Cuts like "Love Me Or Leave Me Alone" feel more like a proper R&B throwback; brass and clattering hi-hats letting East channel the kind of sass Beyoncé displayed on album tracks like "Suga Mama." And yet, as lines go “I’ll leave your ass quicker than a Snapchat” is both cutting and incredibly of the moment.

One of the best examples of East’s retro love comes on "Over Getting Over," which sends East straight back to Chic-inspired disco utopia. The verses sizzle with a Sister Sledge touch, before a bridge and chorus jump into view that feel very Donna Summer.

However, there are plenty of nods to contemporary pop too: Album standout "Paris" may not be a show-stopper in the vein of "Sax," but it’s a heady mix of woozy come-ons, a nagging groove and an instant chant-along chorus that immediately worms into your brain, unlike breezy but forgettable filler track "Kitchen," which feels somewhat overcooked.

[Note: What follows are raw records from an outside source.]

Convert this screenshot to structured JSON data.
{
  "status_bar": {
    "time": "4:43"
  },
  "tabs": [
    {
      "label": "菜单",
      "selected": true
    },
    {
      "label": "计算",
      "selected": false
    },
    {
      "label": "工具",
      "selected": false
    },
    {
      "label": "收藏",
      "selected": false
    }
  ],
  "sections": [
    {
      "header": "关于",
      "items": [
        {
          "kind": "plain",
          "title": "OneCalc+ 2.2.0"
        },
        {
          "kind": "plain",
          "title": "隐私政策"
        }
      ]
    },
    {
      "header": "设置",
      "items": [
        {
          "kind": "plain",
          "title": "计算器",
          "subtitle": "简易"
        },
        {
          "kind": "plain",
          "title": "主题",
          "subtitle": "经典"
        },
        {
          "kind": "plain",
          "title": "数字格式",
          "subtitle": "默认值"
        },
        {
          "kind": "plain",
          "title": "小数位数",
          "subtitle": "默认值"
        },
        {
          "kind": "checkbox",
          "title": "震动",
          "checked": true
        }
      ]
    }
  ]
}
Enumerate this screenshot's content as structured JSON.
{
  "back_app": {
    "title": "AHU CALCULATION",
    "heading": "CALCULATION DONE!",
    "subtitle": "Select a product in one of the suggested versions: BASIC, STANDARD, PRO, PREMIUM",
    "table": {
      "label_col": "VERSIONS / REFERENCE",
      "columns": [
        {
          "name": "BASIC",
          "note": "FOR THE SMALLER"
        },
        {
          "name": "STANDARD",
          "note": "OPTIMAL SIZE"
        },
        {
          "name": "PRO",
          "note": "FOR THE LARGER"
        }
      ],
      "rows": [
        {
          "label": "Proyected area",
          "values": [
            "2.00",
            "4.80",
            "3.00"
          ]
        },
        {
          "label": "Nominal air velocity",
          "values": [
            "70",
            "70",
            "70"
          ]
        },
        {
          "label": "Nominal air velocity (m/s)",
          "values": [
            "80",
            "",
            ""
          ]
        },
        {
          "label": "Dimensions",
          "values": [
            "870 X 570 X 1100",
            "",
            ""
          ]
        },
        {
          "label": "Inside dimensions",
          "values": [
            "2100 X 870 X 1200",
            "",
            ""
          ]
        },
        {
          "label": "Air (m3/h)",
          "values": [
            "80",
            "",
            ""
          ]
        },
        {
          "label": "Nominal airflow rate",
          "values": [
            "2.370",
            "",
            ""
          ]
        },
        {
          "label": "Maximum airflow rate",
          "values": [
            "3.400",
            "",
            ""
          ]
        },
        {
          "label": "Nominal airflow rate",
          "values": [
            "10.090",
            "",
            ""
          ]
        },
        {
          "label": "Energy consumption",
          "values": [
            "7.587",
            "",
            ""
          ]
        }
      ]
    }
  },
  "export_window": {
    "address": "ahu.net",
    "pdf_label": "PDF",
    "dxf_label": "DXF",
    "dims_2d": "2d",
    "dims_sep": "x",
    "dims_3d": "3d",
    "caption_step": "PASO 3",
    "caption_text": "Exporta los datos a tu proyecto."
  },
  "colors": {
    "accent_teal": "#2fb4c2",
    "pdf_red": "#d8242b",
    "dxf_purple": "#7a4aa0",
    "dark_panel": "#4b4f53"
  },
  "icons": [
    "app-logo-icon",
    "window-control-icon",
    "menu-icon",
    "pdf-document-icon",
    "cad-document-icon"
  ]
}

East’s own commitment to choreography is evident in just how ready to be danced to some of the tracks are. Case in point: "Baby Don’t Dance." It flings East in a early '90s hip-hop block party direction with a cleverly used sample of breakbeat classic "The 900 Number" by the 45 King (you’ve heard it before, trust me) for another album highlight that feels ripe for a perfectly choreographed music video. "Tears Will Dry" is sleek electro-pop that wouldn’t have sounded out of place on an Alexandra Burke album — or really any pop starlet release of the last few years. That’s not a bad thing per se, certainly the slick chorus is fun, but it’s a reminder of the sometimes phoned-in nature of songs on a project with as quick a turnaround as this.

"Never Say When" closes out the standard edition of the album with a Janet Jackson style vocal that dips into a breezy synth-funk stomp that you can imagine being sung by Patrice Rushen or Gwen Guthrie back in the day. And though it sounds slight, it’s an interesting showcase for East’s mix of breathy and impassioned vocals, and a pretty neat way to wrap up the fast-paced journey she’s taken us on.

In true pop album tradition, the deluxe edition tracks are something of a mixed bag, with only "Serious," a fun track that sails into disco territory, standing out. Also included are covers of both "Girl On Fire" (which was featured in an ad on UK TV) and the studio take on East’s "Uptown Funk" cover, already a popular track on iTunes last year after she performed it on X Factor. ("Uptown Funk" is the sole bonus track on the standard edition.) Both are well sung, if somewhat pedestrian, and show just how lucky East has been with her original tracks.

Love, Sax and Flashbacks is not a game-changing pop masterpiece, and at times, the constant throwbacks start to border on pastiche. What it does have is a breezy, likable charm, and enough interesting twists to feel like a promising start for Fleur East on her quest to become an all-singing, all-dancing pop sensation.

As a way to let her showcase warmth and chart-dominating potential, this is an excellent calling card. And in a category usually stuffed with rushed debut releases, it’s a true standout.

Fleur East Review